Through two games, we’ve seen plenty of the USC offense, but it’s been a vanilla offense. Yes, Marqise Lee and Robert Woods have excelled in the first two games, but Matt Barkley’s passes have been considerably conservative, and the senior hasn’t attempted a single pass to a receiver not named Lee or Woods. What gives? Perhaps it’s an act of gamesmanship on behalf of Lane Kiffin to prevent Stanford from drawing up a gameplan to stop USC’s aerial attack.
Despite the November 3rd Oregon game being circled by fans and pundits alike, for the players and coaching staff, this Saturday’s game against Stanford is the biggest game on the docket, given the epic three overtime battle last season that saw USC come up just short. Considering that USC hasn’t beaten Stanford in four years and have lost four of five, it would make sense for Kiffin to put all of his effort into beating Stanford.
One way of trying to stop Stanford’s attempt at slowing down the Trojans is to make sure that Stanford can only watch film of the most basic passing offense the Trojans can conjure up, which constitutes to there being an incredible amount of bubble screens throw to the receivers.
Matt Barkley leads the nation in touchdowns by three, an incredibly wide margin after two weeks of games, but statistics show that the Heisman contender is not picking up the yards he did last season, due to the different style of play calling.
In the last 67 passes that Barkley has thrown, which only removes the 75-yard touchdown pass to Marqise Lee on a bubble screen on the very first play of the season, Barkley has averaged just 7.22 yards per attempt. Compare that to the last eight games of the season in 2011, when Barkley picked up 8.1 yards. Despite catching 11 passes on Saturday, the second most in his career, Lee had just 66 receiving yards to go with his three touchdowns, showing further proof that Kiffin has dialed back the passing attack and call safer, shorter passes from Matt Barkley.
The Trojans are not just running plenty of screen plays, they’re continuously picking up small chunks of yardage each time, nickel-and-diming defenses.
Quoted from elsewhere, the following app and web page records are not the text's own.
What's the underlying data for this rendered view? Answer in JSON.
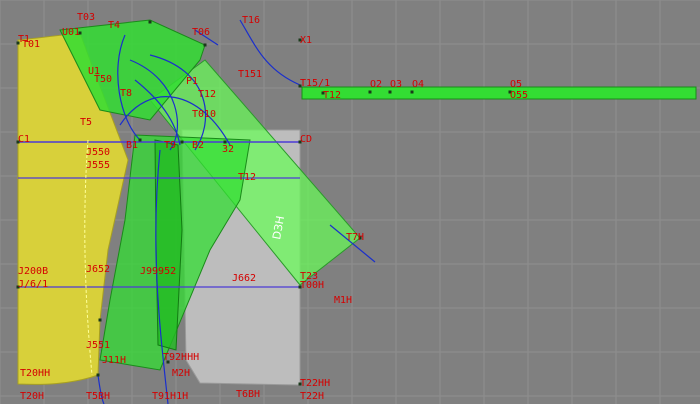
{
  "canvas": {
    "background": "#808080",
    "grid_color": "#8f8f8f",
    "label_color": "#d40000",
    "curve_color": "#1a2fcc",
    "yellow_fill": "#d8d03a",
    "green_fill": "#33dd33",
    "light_green_fill": "#66ff55",
    "gray_fill": "#bdbdbd"
  },
  "labels": [
    {
      "id": "t03",
      "text": "T03"
    },
    {
      "id": "t1",
      "text": "T1"
    },
    {
      "id": "t01",
      "text": "T01"
    },
    {
      "id": "u01",
      "text": "U01"
    },
    {
      "id": "t4",
      "text": "T4"
    },
    {
      "id": "t06",
      "text": "T06"
    },
    {
      "id": "t16",
      "text": "T16"
    },
    {
      "id": "x1",
      "text": "X1"
    },
    {
      "id": "u1",
      "text": "U1"
    },
    {
      "id": "t50",
      "text": "T50"
    },
    {
      "id": "t151",
      "text": "T151"
    },
    {
      "id": "t15",
      "text": "T15/1"
    },
    {
      "id": "t12a",
      "text": "T12"
    },
    {
      "id": "o2",
      "text": "O2"
    },
    {
      "id": "o3",
      "text": "O3"
    },
    {
      "id": "o4",
      "text": "O4"
    },
    {
      "id": "o5",
      "text": "O5"
    },
    {
      "id": "o55",
      "text": "O55"
    },
    {
      "id": "t8",
      "text": "T8"
    },
    {
      "id": "t12b",
      "text": "T12"
    },
    {
      "id": "p1",
      "text": "P1"
    },
    {
      "id": "t5",
      "text": "T5"
    },
    {
      "id": "t010",
      "text": "T010"
    },
    {
      "id": "c1",
      "text": "C1"
    },
    {
      "id": "b1",
      "text": "B1"
    },
    {
      "id": "t9",
      "text": "T9"
    },
    {
      "id": "b2",
      "text": "B2"
    },
    {
      "id": "b32",
      "text": "32"
    },
    {
      "id": "cd",
      "text": "CD"
    },
    {
      "id": "j550",
      "text": "J550"
    },
    {
      "id": "j555",
      "text": "J555"
    },
    {
      "id": "t12c",
      "text": "T12"
    },
    {
      "id": "t7h",
      "text": "T7H"
    },
    {
      "id": "j200b",
      "text": "J200B"
    },
    {
      "id": "j6",
      "text": "J/6/1"
    },
    {
      "id": "j652",
      "text": "J652"
    },
    {
      "id": "j99",
      "text": "J99952"
    },
    {
      "id": "j662",
      "text": "J662"
    },
    {
      "id": "t23",
      "text": "T23"
    },
    {
      "id": "t00h",
      "text": "T00H"
    },
    {
      "id": "m1h",
      "text": "M1H"
    },
    {
      "id": "j551",
      "text": "J551"
    },
    {
      "id": "j11h",
      "text": "J11H"
    },
    {
      "id": "t92",
      "text": "T92HHH"
    },
    {
      "id": "m2h",
      "text": "M2H"
    },
    {
      "id": "t20hh",
      "text": "T20HH"
    },
    {
      "id": "t22hh",
      "text": "T22HH"
    },
    {
      "id": "t20h",
      "text": "T20H"
    },
    {
      "id": "t5bh",
      "text": "T5BH"
    },
    {
      "id": "t91h",
      "text": "T91H1H"
    },
    {
      "id": "t6bh",
      "text": "T6BH"
    },
    {
      "id": "t22h",
      "text": "T22H"
    },
    {
      "id": "rot",
      "text": "DЗН"
    }
  ]
}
Typically, screens are called to set up further strings of plays, in hopes of getting safeties to play up to the line of scrimmage and present chances to throw the ball deep down field or over the middle in general.
Yet on Saturday, Kiffin didn’t mix in the play-action and ended up calling passes over the middle just five times. Of the five, two resulted in touchdowns, another got six yards and a first down, while the last was intercepted on a significantly under-thrown ball from Barkley, despite Robert Woods having a couple of steps on his defender. Then there were two reverses which worked beautifully for the Trojans, picking up 99 yards.
If USC was able keep on setting up creative plays with a barrage of screens, why were they called so few times? The only plausible explanation is Kiffin’s hopes of masking the passing offense.
And it becomes more likely, when you factor in that Barkley hasn’t targeted George Farmer, Nelson Agholor or De’Von Flournoy at all in the two games played. For a camp that was so dominated by the story surrounding who would be the No. 3 receiver, it’s baffling as to why Agholor has been repeatedly used as a decoy, while the other two rarely see the field.
If the Trojans come out firing against Stanford on Saturday, using Agholor and Farmer, you’ll know for certain that it was a ruse. If not? Well, then Lane Kiffin has lost a little bit of his reputation for being an aggressive play caller. Scratch that, a lot of that reputation.